Brits live as close to a pub as they do their nearest GP

Soho in London is the unhealthiest neighbourhood to live in Great Britain, according to an analysis of lifestyle and environmental measures by the University of Liverpool.

The researchers’ data resource tool analysed factors including levels of air pollution, access to amenities such as fast food outlets or pubs, and proximity to health services including GPs and parks/recreational spaces.

The study found that Soho had the greatest access to unhealthy opportunities such as takeaways, pubs and off licenses, combined with high levels of air pollution and low levels of parks and green spaces.

By contrast, the healthiest place to live was Great Torrington in North Devon. The small market town has low levels of pollution, good access to parks and green space, few retail outlets that may encourage poor health-related behaviours, and good access to health services.
All bar one of the other top 10 healthy places to live were located in Scotland. These included Lochwinnoch in Renfrewshire, Fauldhouse in West Lothian, Foxbar in Renfreshire and Marnoch in North Lanakrshire.

Six neighbourhoods in the top 10 unhealthiest places to live were located within inner London.

Dr Mark Green, Liverpool’s senior lecturer in health geography, who undertook the study, said the statistics reveal important insights about the concentration of certain amenities that may be damaging or promote health.

He pointed out that on average individuals in Britain are just as close to a pub or bar as they are to their nearest GP (1.1 km).

“We also found that 42% of people are within 1km (or a few minutes’ drive time) of their nearest gambling outlet.

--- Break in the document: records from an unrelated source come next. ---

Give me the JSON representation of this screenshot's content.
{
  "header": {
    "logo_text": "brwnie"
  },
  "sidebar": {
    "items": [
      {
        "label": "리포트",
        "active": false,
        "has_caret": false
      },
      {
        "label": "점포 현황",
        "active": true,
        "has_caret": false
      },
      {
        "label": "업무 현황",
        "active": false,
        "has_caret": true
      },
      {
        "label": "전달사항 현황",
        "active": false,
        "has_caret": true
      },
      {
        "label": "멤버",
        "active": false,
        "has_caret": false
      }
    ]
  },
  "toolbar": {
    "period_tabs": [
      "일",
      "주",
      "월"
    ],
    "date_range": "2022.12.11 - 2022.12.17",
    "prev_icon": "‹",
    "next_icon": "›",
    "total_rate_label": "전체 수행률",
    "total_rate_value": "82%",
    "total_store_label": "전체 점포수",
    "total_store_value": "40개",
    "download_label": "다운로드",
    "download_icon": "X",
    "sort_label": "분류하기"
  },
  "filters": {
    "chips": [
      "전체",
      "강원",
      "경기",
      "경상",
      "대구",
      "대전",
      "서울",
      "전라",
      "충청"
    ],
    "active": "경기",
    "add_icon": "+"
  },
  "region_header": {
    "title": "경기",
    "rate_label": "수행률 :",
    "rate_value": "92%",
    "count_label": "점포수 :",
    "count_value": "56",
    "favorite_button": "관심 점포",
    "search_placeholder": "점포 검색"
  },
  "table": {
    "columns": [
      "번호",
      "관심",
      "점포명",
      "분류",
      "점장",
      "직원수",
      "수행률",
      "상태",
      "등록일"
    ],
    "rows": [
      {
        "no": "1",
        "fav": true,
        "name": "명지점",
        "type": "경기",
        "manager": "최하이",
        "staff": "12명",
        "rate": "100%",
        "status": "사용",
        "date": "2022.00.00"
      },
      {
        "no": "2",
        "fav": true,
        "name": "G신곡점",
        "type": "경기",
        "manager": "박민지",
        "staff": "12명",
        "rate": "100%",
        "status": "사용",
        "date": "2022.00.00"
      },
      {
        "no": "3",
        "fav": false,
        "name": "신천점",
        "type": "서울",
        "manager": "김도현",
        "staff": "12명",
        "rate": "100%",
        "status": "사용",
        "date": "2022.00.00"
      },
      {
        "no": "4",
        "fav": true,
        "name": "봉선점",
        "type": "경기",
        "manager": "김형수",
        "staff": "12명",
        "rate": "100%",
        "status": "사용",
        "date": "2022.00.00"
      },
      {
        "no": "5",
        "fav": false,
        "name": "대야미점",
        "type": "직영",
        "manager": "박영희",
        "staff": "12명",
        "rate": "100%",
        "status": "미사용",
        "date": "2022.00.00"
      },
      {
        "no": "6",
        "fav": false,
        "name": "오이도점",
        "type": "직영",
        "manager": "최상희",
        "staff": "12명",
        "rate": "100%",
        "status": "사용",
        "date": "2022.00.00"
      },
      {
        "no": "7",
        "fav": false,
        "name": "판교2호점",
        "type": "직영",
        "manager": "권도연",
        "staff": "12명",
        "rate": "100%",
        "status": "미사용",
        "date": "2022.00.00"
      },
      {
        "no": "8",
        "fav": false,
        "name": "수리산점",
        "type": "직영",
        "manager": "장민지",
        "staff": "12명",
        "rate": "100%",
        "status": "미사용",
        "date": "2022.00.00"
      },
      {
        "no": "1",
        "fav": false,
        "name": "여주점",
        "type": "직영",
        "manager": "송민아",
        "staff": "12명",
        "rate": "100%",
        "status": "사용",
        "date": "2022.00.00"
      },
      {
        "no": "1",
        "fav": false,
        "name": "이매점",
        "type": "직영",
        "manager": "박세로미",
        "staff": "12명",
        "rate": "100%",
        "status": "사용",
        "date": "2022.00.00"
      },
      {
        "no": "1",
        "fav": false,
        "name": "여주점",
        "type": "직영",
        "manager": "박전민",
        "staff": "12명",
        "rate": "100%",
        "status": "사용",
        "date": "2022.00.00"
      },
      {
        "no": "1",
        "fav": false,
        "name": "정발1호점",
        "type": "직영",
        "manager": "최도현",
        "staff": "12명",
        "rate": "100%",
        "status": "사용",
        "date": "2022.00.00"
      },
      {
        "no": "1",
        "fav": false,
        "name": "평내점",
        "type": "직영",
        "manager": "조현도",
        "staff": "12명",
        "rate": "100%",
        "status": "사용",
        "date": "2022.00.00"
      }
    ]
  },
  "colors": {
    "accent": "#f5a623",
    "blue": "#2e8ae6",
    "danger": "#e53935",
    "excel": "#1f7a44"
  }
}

These statistics reveal troubling issues with the neighbourhoods we live in and how they may be damaging to our health,” he warned.

The study found rural areas have poorer access to many health services, while services which are seen as damaging to health are often concentrated in poorer areas.

For example, 62% of people who live in the 10% most deprived areas are within 1km of a fast food outlet compared to 24% in the 10% least deprived areas.